Pull out each line of the data that includes the word "this".

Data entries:
----------------------------------------

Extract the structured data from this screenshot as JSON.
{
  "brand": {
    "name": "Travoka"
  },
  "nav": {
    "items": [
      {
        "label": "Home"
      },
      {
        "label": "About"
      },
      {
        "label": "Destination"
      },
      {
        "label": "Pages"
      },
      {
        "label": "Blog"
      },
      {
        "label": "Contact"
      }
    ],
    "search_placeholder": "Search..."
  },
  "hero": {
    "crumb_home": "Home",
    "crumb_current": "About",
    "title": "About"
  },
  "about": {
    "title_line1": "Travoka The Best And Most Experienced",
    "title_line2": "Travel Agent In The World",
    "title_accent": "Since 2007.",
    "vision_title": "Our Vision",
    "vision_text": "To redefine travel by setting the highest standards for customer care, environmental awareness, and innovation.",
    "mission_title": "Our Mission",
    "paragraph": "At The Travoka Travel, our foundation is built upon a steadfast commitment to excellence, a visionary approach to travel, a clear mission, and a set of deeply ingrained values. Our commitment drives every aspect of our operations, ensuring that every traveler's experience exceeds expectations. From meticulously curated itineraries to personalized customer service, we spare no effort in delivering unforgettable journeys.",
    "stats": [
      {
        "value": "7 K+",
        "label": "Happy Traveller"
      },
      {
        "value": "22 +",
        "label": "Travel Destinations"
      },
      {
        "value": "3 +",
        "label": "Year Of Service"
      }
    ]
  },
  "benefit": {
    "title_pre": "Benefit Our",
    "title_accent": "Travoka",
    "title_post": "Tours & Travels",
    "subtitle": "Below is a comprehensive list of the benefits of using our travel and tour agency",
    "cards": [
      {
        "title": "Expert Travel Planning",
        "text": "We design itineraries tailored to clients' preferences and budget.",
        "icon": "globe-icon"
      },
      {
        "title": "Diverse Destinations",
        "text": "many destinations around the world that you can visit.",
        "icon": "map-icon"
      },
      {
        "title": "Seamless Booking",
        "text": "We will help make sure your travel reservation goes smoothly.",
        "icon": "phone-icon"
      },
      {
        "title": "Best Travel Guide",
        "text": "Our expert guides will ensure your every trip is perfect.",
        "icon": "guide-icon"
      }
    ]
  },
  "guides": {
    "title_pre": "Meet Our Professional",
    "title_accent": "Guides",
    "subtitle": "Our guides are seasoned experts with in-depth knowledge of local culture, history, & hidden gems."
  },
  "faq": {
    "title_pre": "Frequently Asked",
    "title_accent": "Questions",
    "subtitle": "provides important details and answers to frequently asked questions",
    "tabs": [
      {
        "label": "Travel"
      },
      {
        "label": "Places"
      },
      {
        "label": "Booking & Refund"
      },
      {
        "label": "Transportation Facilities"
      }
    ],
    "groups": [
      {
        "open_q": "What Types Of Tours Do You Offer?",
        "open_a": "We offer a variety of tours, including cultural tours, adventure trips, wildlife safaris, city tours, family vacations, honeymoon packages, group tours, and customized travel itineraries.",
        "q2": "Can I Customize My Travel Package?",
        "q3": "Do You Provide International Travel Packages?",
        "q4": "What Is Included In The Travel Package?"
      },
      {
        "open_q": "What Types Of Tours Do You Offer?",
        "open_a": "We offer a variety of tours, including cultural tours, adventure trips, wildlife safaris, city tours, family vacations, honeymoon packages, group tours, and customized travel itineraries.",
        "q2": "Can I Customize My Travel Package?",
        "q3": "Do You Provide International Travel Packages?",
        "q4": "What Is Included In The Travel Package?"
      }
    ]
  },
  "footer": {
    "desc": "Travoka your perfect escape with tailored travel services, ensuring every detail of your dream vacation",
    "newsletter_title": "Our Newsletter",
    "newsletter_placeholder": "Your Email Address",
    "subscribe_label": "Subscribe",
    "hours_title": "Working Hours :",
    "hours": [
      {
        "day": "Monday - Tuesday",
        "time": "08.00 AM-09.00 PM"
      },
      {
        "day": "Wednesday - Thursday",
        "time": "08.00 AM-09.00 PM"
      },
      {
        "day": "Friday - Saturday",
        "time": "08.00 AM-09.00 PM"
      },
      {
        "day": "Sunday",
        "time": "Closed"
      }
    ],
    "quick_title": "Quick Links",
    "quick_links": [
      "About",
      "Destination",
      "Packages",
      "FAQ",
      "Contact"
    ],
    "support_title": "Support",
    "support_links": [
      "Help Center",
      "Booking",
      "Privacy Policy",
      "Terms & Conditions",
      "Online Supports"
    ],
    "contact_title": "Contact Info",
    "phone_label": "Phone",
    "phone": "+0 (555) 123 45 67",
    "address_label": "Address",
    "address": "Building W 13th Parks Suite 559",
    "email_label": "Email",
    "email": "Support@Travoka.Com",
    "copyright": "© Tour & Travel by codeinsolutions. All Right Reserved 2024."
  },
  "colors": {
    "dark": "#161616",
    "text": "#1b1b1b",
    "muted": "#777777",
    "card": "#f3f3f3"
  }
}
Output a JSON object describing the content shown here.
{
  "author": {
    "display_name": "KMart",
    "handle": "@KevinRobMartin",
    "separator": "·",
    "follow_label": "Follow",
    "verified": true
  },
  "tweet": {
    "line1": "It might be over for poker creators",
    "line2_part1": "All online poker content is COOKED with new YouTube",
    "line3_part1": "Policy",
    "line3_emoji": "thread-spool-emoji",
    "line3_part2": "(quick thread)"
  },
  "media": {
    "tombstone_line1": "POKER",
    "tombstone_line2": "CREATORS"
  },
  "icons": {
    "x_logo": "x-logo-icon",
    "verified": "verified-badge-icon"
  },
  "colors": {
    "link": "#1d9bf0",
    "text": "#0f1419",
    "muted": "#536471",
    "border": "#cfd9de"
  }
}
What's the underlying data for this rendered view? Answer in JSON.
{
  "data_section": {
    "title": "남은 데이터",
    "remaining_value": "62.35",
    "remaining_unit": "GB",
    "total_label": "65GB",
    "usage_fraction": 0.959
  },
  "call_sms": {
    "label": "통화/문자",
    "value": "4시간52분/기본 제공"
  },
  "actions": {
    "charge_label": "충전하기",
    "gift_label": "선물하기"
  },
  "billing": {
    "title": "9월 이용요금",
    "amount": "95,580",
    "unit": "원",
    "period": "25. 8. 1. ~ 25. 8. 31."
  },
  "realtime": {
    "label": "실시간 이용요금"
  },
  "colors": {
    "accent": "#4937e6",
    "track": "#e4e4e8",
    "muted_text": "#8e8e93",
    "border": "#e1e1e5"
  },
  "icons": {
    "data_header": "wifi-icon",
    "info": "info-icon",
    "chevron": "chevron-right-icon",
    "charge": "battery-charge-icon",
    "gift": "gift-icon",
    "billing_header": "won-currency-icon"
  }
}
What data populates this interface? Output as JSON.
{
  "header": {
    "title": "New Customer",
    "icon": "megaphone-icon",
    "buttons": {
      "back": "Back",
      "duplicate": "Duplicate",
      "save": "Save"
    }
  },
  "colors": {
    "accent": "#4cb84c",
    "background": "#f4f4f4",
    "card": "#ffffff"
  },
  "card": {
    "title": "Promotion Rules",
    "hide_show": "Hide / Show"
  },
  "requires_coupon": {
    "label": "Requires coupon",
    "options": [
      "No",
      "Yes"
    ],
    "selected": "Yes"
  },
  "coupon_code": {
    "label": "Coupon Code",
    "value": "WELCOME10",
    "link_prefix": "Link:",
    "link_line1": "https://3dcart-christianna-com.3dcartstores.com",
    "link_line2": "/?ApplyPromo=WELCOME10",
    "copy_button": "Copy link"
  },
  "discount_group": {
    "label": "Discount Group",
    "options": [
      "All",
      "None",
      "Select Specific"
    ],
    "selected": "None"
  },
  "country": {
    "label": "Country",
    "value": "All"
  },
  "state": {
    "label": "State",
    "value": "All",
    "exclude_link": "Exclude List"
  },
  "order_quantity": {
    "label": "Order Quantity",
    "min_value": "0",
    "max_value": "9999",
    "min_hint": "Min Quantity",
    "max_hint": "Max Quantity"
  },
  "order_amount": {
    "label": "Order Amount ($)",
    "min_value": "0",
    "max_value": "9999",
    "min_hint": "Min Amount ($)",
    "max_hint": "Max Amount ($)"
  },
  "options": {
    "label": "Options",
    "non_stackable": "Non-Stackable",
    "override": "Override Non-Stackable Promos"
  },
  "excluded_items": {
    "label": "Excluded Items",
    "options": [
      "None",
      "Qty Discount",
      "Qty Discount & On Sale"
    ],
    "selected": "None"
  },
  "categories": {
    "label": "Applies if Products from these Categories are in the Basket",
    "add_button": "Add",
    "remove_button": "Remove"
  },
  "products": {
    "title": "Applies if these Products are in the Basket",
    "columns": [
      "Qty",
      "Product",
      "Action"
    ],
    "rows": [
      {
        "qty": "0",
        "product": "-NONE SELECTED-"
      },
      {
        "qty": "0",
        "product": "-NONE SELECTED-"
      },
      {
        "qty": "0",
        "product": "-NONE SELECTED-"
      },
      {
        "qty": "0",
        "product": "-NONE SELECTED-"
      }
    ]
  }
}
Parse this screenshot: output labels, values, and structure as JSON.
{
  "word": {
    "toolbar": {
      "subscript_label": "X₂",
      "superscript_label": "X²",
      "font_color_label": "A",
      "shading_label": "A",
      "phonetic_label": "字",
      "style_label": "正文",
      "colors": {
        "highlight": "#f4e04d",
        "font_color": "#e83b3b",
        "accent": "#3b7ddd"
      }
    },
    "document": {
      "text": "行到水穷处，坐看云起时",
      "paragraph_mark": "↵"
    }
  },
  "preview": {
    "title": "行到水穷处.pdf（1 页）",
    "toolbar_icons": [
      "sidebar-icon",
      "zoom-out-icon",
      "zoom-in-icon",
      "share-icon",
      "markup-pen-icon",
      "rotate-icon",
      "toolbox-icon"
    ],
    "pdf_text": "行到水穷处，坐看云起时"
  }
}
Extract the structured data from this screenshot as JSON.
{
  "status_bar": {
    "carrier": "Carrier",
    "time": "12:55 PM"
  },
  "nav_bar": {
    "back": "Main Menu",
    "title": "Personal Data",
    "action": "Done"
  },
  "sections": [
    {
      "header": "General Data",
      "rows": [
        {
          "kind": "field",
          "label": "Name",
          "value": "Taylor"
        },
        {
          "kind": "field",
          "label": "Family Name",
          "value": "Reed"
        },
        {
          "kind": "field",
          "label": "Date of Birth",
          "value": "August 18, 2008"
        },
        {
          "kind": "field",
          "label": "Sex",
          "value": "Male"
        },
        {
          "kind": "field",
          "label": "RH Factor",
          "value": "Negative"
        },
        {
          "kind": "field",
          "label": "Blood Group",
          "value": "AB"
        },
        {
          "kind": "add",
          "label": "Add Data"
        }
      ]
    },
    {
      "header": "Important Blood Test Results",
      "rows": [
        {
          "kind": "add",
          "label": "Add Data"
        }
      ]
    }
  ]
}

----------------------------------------

* [Response below]
Extract the structured data from this screenshot as JSON.
What's the underlying data for this rendered view? Answer in JSON.
What data populates this interface? Output as JSON.
Parse this screenshot: output labels, values, and structure as JSON.
Extract the structured data from this screenshot as JSON.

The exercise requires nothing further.